Stored entries
——————————
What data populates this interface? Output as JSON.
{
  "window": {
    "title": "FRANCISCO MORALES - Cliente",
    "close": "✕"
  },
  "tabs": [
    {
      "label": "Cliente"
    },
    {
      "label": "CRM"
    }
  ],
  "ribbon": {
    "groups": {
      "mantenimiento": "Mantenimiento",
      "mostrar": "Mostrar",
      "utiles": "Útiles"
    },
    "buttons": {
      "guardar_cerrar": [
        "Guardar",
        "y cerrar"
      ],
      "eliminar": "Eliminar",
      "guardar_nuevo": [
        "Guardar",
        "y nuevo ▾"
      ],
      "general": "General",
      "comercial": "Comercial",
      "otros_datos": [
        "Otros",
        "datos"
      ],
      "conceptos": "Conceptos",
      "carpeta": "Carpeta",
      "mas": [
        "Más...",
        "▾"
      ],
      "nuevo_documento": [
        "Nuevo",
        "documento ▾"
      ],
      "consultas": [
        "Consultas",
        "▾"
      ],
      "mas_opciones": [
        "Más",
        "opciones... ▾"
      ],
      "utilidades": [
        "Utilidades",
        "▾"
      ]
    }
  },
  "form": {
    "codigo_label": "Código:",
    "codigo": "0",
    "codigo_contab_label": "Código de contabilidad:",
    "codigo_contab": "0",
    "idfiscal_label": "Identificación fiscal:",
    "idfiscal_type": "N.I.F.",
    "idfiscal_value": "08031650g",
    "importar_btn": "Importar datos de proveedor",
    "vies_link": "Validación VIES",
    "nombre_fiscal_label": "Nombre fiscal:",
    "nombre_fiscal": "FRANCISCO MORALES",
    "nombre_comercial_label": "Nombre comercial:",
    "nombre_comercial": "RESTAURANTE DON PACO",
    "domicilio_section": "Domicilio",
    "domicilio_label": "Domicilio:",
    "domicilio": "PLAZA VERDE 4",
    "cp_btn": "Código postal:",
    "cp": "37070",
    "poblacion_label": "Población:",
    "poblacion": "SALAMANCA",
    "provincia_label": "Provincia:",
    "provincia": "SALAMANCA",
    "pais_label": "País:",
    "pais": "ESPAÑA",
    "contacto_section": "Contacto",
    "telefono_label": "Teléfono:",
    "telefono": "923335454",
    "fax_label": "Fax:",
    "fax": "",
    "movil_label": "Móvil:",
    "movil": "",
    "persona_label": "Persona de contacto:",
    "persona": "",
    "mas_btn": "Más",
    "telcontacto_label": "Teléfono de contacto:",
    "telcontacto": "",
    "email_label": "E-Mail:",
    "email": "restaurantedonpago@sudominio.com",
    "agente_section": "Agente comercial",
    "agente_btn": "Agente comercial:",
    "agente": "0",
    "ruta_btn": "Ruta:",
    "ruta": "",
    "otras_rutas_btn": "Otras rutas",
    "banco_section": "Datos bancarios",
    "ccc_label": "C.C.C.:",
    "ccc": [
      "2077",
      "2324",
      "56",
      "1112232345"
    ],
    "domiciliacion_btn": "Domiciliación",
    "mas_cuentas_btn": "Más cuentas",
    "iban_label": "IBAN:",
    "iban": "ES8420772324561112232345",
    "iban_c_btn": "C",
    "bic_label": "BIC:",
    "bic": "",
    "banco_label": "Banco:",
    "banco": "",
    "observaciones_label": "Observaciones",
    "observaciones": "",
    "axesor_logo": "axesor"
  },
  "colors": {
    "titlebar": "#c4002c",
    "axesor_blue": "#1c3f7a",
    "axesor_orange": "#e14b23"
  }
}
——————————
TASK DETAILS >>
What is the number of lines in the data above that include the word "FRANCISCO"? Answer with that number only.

RESPONSE TO THIS TASK >>
2